• _Listed entries_
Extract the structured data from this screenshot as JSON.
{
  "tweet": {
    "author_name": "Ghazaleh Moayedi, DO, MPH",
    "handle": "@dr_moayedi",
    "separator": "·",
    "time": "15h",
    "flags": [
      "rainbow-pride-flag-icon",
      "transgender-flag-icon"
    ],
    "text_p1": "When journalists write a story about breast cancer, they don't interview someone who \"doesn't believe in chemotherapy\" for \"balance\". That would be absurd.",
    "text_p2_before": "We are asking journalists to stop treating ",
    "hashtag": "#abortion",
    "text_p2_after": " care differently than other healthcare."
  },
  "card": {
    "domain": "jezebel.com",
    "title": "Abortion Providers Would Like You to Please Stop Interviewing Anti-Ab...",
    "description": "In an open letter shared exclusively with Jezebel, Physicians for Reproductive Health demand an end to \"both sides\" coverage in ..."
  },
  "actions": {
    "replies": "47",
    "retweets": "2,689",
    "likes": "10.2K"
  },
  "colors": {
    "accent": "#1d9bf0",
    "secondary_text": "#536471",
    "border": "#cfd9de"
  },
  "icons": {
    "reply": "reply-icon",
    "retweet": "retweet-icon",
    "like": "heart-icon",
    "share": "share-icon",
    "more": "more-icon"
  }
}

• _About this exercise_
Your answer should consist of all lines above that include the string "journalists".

• _Solution to this exercise_
    "text_p1": "When journalists write a story about breast cancer, they don't interview someone who \"doesn't believe in chemotherapy\" for \"balance\". That would be absurd.",
    "text_p2_before": "We are asking journalists to stop treating ",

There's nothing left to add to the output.